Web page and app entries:
= Beginning of Section =

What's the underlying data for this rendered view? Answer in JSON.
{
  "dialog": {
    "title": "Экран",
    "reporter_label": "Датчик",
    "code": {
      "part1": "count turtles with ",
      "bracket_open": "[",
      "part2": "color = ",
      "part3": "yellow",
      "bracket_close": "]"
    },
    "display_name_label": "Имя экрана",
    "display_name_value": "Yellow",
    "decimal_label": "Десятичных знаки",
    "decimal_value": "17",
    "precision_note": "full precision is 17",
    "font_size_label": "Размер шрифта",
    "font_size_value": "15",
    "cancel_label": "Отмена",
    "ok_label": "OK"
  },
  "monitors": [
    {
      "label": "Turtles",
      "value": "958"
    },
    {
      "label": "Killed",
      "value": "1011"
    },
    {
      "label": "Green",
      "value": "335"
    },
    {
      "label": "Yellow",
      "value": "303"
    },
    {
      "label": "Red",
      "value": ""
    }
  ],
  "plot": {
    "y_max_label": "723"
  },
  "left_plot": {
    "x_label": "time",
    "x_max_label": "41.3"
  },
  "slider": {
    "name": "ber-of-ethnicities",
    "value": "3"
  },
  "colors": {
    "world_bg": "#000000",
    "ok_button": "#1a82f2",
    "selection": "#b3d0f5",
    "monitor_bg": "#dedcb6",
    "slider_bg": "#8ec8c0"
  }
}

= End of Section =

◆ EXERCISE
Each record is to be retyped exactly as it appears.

◆ PROBLEM SOLUTION
What's the underlying data for this rendered view? Answer in JSON.
{
  "dialog": {
    "title": "Экран",
    "reporter_label": "Датчик",
    "code": {
      "part1": "count turtles with ",
      "bracket_open": "[",
      "part2": "color = ",
      "part3": "yellow",
      "bracket_close": "]"
    },
    "display_name_label": "Имя экрана",
    "display_name_value": "Yellow",
    "decimal_label": "Десятичных знаки",
    "decimal_value": "17",
    "precision_note": "full precision is 17",
    "font_size_label": "Размер шрифта",
    "font_size_value": "15",
    "cancel_label": "Отмена",
    "ok_label": "OK"
  },
  "monitors": [
    {
      "label": "Turtles",
      "value": "958"
    },
    {
      "label": "Killed",
      "value": "1011"
    },
    {
      "label": "Green",
      "value": "335"
    },
    {
      "label": "Yellow",
      "value": "303"
    },
    {
      "label": "Red",
      "value": ""
    }
  ],
  "plot": {
    "y_max_label": "723"
  },
  "left_plot": {
    "x_label": "time",
    "x_max_label": "41.3"
  },
  "slider": {
    "name": "ber-of-ethnicities",
    "value": "3"
  },
  "colors": {
    "world_bg": "#000000",
    "ok_button": "#1a82f2",
    "selection": "#b3d0f5",
    "monitor_bg": "#dedcb6",
    "slider_bg": "#8ec8c0"
  }
}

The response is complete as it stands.